By S M Chen, posted by Debbonnaire Kovacs, March 2, 2016

A life is not important except in the impact it has on other lives. – Jackie Robinson, baseball player (1919-1972)

My only begotten 5-year-old namesake grandson recently stayed overnight with me. While it wasn’t the first time, it is a recent development. His parents deemed that previously he wasn’t ready. According to him, he’s been ready for some time.

He sleeps in the guest bedroom on a sleigh bed. The frame is massive and heavy.

I tell him the name of the bed.

Being familiar with the story of Rudolph the Red-Nosed Reindeer, he asks if reindeer are real. I tell him that they are indeed real, but that Rudolph is fictitious.

Anthropomorphism rears its head in Holy Writ as well as modern fable and song.

In one of the rare examples of Biblical animals talking, Balaam’s donkey spoke to its rider.

Christ remarked, as he rode triumphantly into Jerusalem on a donkey, that if onlookers were silenced the very rocks would cry out.

Humans apply anthropomorphism liberally in an attempt to better understand and describe the Almighty, upon whose face no man may look and live (unlike the Mosaic brass serpent in the wilderness, upon which snake-bitten Israelites had to look in order to live).

I tell grandson the bed is grateful for his presence. It gets lonely when, most of the time, it sits by itself, not serving its intended purpose (The Giving Tree by Shel Silverstein comes to mind). It is glad when he sleeps over, for then it is no longer neglected and alone (while asleep, he wanders in all directions over the comforter surface, leaving no major area unvisited).

He seems to like having the bed come alive and miss the companionship of a young boy.

He is very much into his iPad. Were his thumbs voices, they would wax eloquent. He becomes engrossed and I go to my office adjacent to the bedroom.

I check on him a couple times. Each time he tells me he is not ready for sleep.

The third time, I find he is fast approaching the land of Morpheus. I ask him if he is ready for me to say bedtime prayer. He tells me, in the slow, soft voice of one about to depart consciousness, that it is too late for prayer.

I tell him it is never too late.

I kneel by his bedside.

By the time I am finished (no, my prayer does not rival the Great Wall in length), he is asleep.

I cover him with a purple blanket, knowing, even as I do, it won’t stay there long.

The window is minimally ajar. A night-light shines but dimly on an opposite wall. Hoping he won’t take a chill, I leave the thermostat set at 70.

Poet Donald Justice wrote: ‘Men at forty/ Learn to close softly/ The doors to rooms they will not be/ Coming back to.’

I do not close the door to his room.


Next morn, after I prepare a simple breakfast (Cheerios, which he eats at home, banana sliced transversely, soymilk), he sits in the kitchen at a small assembled red plastic table his mother previously brought, along with matching chairs, for his use. Like the bed Goldilocks finally located in the house of the three bears, they are just the right size.

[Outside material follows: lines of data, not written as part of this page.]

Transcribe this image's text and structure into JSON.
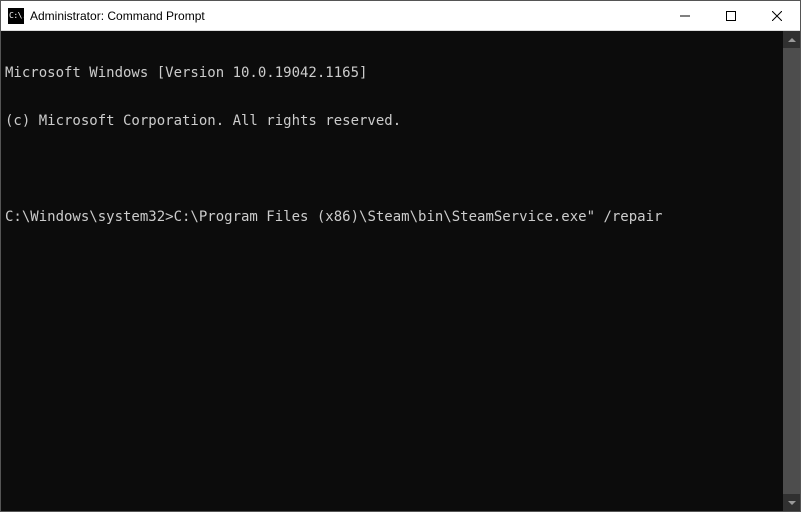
{
  "titlebar": {
    "icon_label": "C:\\.",
    "title": "Administrator: Command Prompt"
  },
  "terminal": {
    "line1": "Microsoft Windows [Version 10.0.19042.1165]",
    "line2": "(c) Microsoft Corporation. All rights reserved.",
    "blank": "",
    "prompt": "C:\\Windows\\system32>",
    "command": "C:\\Program Files (x86)\\Steam\\bin\\SteamService.exe\" /repair"
  }
}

He wants to play Junior Monopoly, which his mother left here along with other games.

We played this once before, at his house, and I was struck then by his unselfish spirit when, unprompted, he handed me money as I was about to fold due to low cash. At that time, he told me he didn’t want to win.

The Junior version accommodates up to four players. I prepare the game for two, not counting on his spirit of inclusion.

He had brought several toys for his sleepover, including two multicolored caterpillars, which he calls “Catapees.”

He decides two, one small and one large, should participate. While he chooses game pieces for them, I, as banker, give each their allotment of money.

After a few rounds, the large Catapee ends up with little cash, and is about to go under.

Upon seeing this, grandson promptly takes some of his own money and gives it to the Catapee, saying, “I don’t want to win.”

This confirms that his prior behavior (about which I wrote: was no fluke.

He somehow possesses a genuine selfless streak for which I can only be grateful.

He loses interest in Junior Monopoly and turns to some other activity (of which, counting Legos, train set, trampoline and action figurines, there is abundance).

I tell him I have a Los Angeles version of adult Monopoly. He wants to see it, so I bring the game from the closet and set it up, also on the floor.

It differs from Junior in several ways. One is that the money, rather than only one denomination, comes in several: 1, 5, 10, 20, 50, 100 and 500. The bills are also various colors, to aid differentiation.

I tell him real currency is all green. I take some bills from my wallet and show him – Washington, Lincoln, Hamilton, Jackson. I have Grant but no Franklin.

He is not particularly interested. Perhaps because he is only 5.

Regardless, in one way this gladdens me. Part of me wishes for this disinterest to remain; I think his life will be the better for it.

For Holy Writ tells us, “A man’s life consisteth not in the abundance of things which he possesseth.”

What I wish for him is to possess, in abundance, the spirit of otherness.


I very much want to see him on the other side.